[Extracted data entries]
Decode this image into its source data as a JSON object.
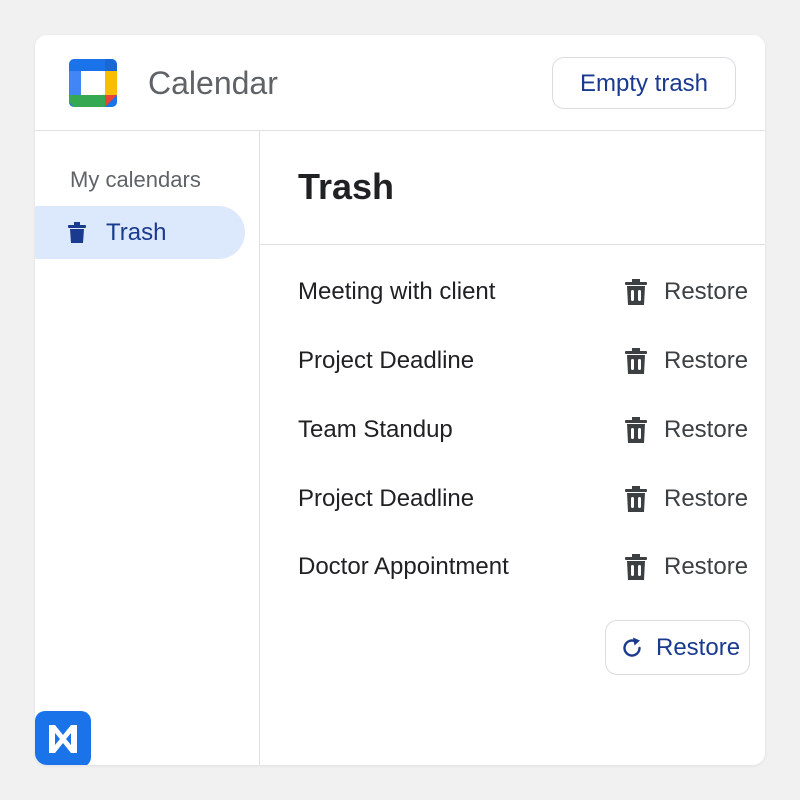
{
  "header": {
    "app_title": "Calendar",
    "empty_trash_label": "Empty trash",
    "logo_icon": "google-calendar-logo-icon"
  },
  "sidebar": {
    "heading": "My calendars",
    "items": [
      {
        "label": "Trash",
        "icon": "trash-icon",
        "selected": true
      }
    ]
  },
  "main": {
    "title": "Trash",
    "rows": [
      {
        "title": "Meeting with client",
        "action_label": "Restore"
      },
      {
        "title": "Project Deadline",
        "action_label": "Restore"
      },
      {
        "title": "Team Standup",
        "action_label": "Restore"
      },
      {
        "title": "Project Deadline",
        "action_label": "Restore"
      },
      {
        "title": "Doctor Appointment",
        "action_label": "Restore"
      }
    ],
    "restore_button_label": "Restore"
  },
  "colors": {
    "accent": "#1a3a8f",
    "selected_bg": "#dce8fb",
    "badge_blue": "#1a73e8"
  },
  "badge": {
    "icon": "app-logo-icon"
  }
}
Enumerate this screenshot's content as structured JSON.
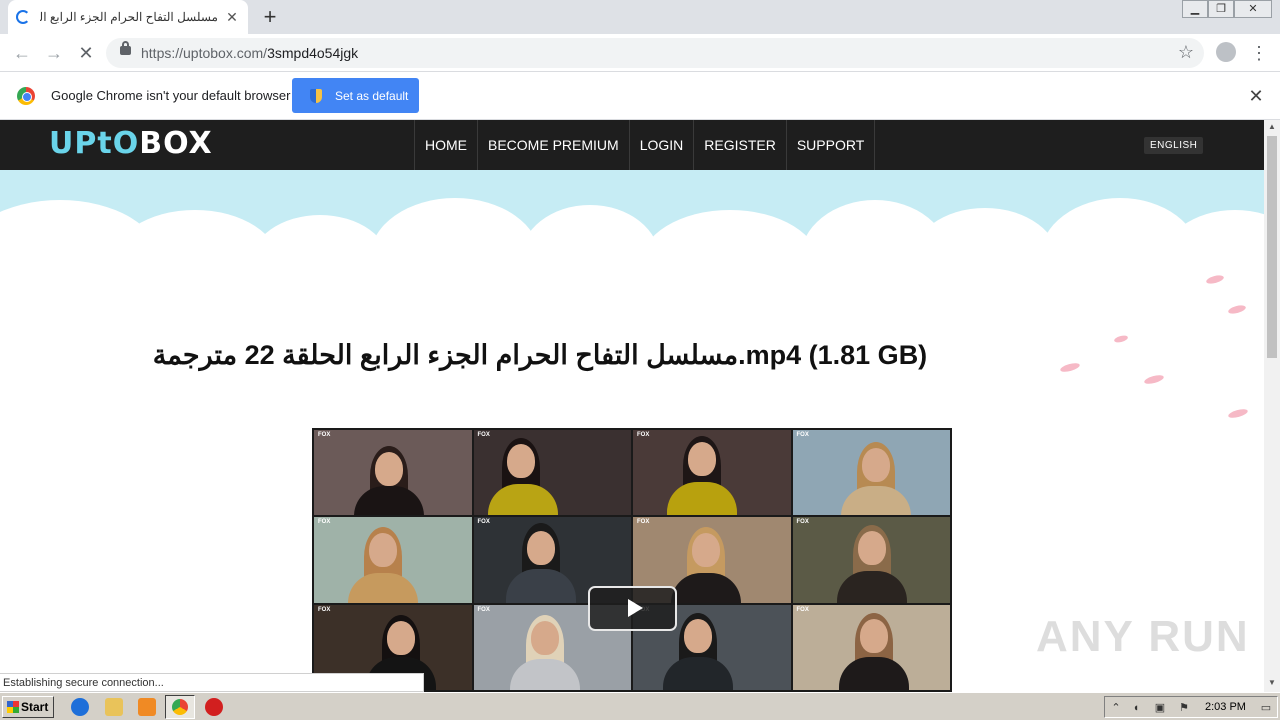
{
  "browser": {
    "tab_title": "مسلسل التفاح الحرام الجزء الرابع الحلقة",
    "url_host": "https://uptobox.com/",
    "url_path": "3smpd4o54jgk"
  },
  "infobar": {
    "message": "Google Chrome isn't your default browser",
    "button_label": "Set as default"
  },
  "site": {
    "logo_part1": "UPtO",
    "logo_part2": "BOX",
    "nav": [
      "HOME",
      "BECOME PREMIUM",
      "LOGIN",
      "REGISTER",
      "SUPPORT"
    ],
    "language": "ENGLISH"
  },
  "content": {
    "file_title": "مسلسل التفاح الحرام الجزء الرابع الحلقة 22 مترجمة.mp4 (1.81 GB)",
    "thumb_logo": "FOX"
  },
  "status": {
    "text": "Establishing secure connection..."
  },
  "watermark": "ANY RUN",
  "taskbar": {
    "start_label": "Start",
    "clock": "2:03 PM"
  }
}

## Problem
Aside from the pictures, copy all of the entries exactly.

## Task response
Decode this image into its source data as a JSON object.
{
  "header": {
    "app_title": "Calendar",
    "empty_trash_label": "Empty trash",
    "logo_icon": "google-calendar-logo-icon"
  },
  "sidebar": {
    "heading": "My calendars",
    "items": [
      {
        "label": "Trash",
        "icon": "trash-icon",
        "selected": true
      }
    ]
  },
  "main": {
    "title": "Trash",
    "rows": [
      {
        "title": "Meeting with client",
        "action_label": "Restore"
      },
      {
        "title": "Project Deadline",
        "action_label": "Restore"
      },
      {
        "title": "Team Standup",
        "action_label": "Restore"
      },
      {
        "title": "Project Deadline",
        "action_label": "Restore"
      },
      {
        "title": "Doctor Appointment",
        "action_label": "Restore"
      }
    ],
    "restore_button_label": "Restore"
  },
  "colors": {
    "accent": "#1a3a8f",
    "selected_bg": "#dce8fb",
    "badge_blue": "#1a73e8"
  },
  "badge": {
    "icon": "app-logo-icon"
  }
}
Enumerate this screenshot's content as structured JSON.
{
  "browser": {
    "tab_title": "مسلسل التفاح الحرام الجزء الرابع الحلقة",
    "url_host": "https://uptobox.com/",
    "url_path": "3smpd4o54jgk"
  },
  "infobar": {
    "message": "Google Chrome isn't your default browser",
    "button_label": "Set as default"
  },
  "site": {
    "logo_part1": "UPtO",
    "logo_part2": "BOX",
    "nav": [
      "HOME",
      "BECOME PREMIUM",
      "LOGIN",
      "REGISTER",
      "SUPPORT"
    ],
    "language": "ENGLISH"
  },
  "content": {
    "file_title": "مسلسل التفاح الحرام الجزء الرابع الحلقة 22 مترجمة.mp4 (1.81 GB)",
    "thumb_logo": "FOX"
  },
  "status": {
    "text": "Establishing secure connection..."
  },
  "watermark": "ANY RUN",
  "taskbar": {
    "start_label": "Start",
    "clock": "2:03 PM"
  }
}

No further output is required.